As you probably realize, a will often provides the foundation for a comprehensive estate plan. In some cases, a person’s will is the only instrument used to transfer his or her assets to heirs and beneficiaries. This is not uncommon, particularly among individuals with modest estates and few complex holdings.
In my practice as an estate planning lawyer, I have helped hundreds, if not thousands, of clients draft and execute wills. I have also worked with many individuals in updating wills that have become outdated or obsolete. While a will does not have a specific expiration date, there are a few things that can happen that may leave your will in need of an update or overhaul, including:
1. Your Executor Dies or Becomes Incapacitated
The executor of your estate has many responsibilities. He or she is in charge of compiling your assets, paying off your outstanding debts, filing your final tax returns, and presenting your will for probate, among other duties. If he or she were to die or become unable to fulfill the role, you will need someone else to step in and do so. If you do not name a new executor, one will be appointed by the court, and it may not be a person that you or your family would prefer.

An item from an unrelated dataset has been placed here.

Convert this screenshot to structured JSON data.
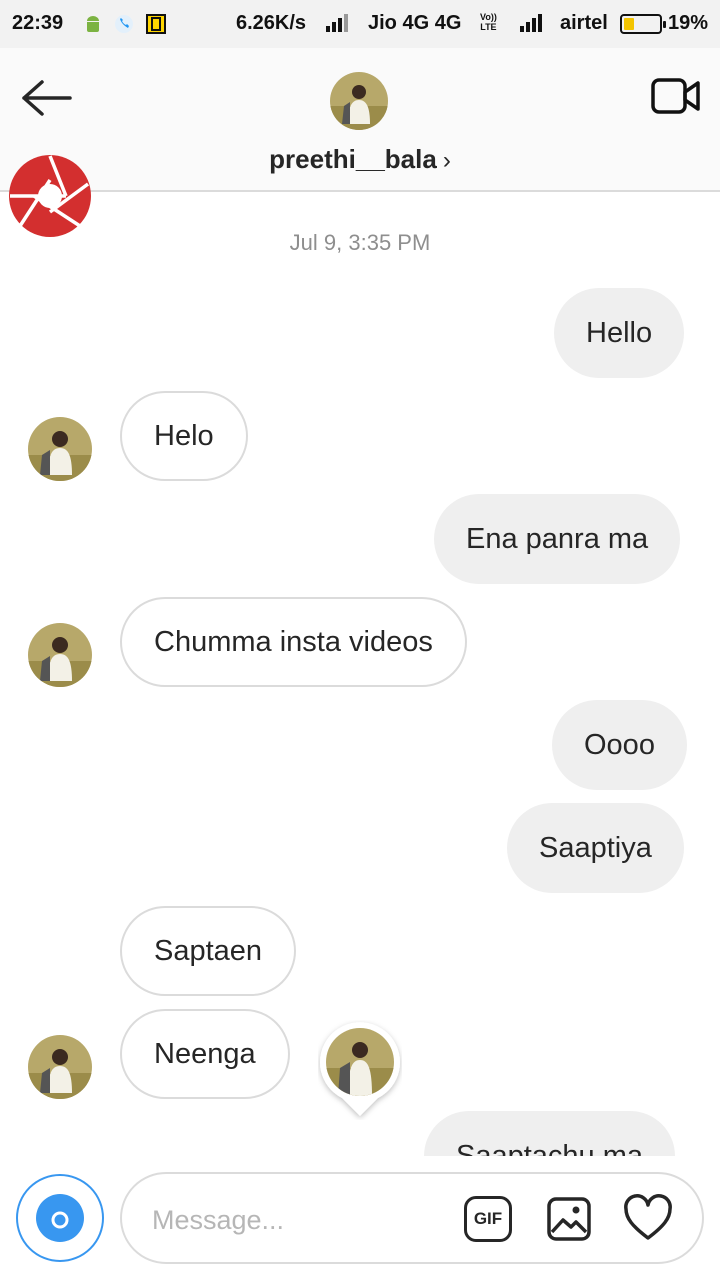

2. Your Heirs Die
It is possible to have a valid will with no surviving beneficiaries, but such a will loses its power to transfer your assets. For example, if you do not have children and your will directs the entirety of your estate to your spouse, what will happen if your spouse dies before you? Your estate would be divided in accordance with the intestacy laws of Illinois, just as if you had died without creating a will.
3. New Heirs Enter the Picture
If you get married or have a child but do not amend your will to reflect your new reality, complications could arise down the road. You may also wish to update your will when your children marry or when grandchildren are born. Doing so will give more specific control over who will receive what after your death.
4. Your Property Holdings Change
Consider a situation in which you own a small business. Your will may grant full ownership of your company to one beneficiary and ownership of your paid-off home to another. If you decide to sell your business, the heir who should have received it may be left with nothing. It is up to you to restore equitability to your will if you choose to do so.
5. Changes to the Law
The law is always changing, with new measures being introduced and voted on all the time. If your will was created as part of an estate plan designed to take advantage of certain tax considerations, you may need a new plan if the law regarding such taxes changes.
Let Us Help
If you have concerns about keeping your will up to date, contact an experienced Naperville estate planning attorney. Call 630-756-1160 for a confidential consultation at the Gierach Law Firm Today. We will answer your questions and work closely with you in creating an estate plan that offers your family security and peace of mind.